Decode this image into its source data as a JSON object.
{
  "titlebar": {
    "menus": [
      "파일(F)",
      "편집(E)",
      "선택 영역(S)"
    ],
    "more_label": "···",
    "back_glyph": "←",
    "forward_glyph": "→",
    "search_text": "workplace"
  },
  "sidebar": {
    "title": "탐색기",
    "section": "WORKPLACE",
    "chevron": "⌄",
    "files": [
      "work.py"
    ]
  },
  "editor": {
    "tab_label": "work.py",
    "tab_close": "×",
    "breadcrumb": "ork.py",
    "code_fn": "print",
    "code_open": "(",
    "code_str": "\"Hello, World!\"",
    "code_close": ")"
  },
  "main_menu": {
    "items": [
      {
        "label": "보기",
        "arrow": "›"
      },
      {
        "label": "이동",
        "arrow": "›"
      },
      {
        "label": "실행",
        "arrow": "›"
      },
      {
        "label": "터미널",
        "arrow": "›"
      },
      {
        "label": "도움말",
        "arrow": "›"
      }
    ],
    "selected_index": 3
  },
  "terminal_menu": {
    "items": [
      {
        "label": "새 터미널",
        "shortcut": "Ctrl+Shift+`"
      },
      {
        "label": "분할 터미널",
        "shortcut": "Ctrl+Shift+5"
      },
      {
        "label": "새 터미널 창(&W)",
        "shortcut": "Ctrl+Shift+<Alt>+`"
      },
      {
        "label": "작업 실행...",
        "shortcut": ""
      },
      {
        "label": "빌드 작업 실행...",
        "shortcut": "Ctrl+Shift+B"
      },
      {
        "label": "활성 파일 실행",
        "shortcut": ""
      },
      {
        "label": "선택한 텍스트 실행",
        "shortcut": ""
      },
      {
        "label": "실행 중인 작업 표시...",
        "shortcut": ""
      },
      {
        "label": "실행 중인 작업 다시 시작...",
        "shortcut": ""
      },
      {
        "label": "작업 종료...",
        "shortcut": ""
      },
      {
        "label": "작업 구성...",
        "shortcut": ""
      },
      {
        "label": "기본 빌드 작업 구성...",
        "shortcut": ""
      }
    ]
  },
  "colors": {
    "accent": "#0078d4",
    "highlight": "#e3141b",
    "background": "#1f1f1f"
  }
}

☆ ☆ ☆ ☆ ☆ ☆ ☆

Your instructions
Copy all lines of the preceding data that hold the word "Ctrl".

Answer below
        "shortcut": "Ctrl+Shift+`"
        "shortcut": "Ctrl+Shift+5"
        "shortcut": "Ctrl+Shift+<Alt>+`"
        "shortcut": "Ctrl+Shift+B"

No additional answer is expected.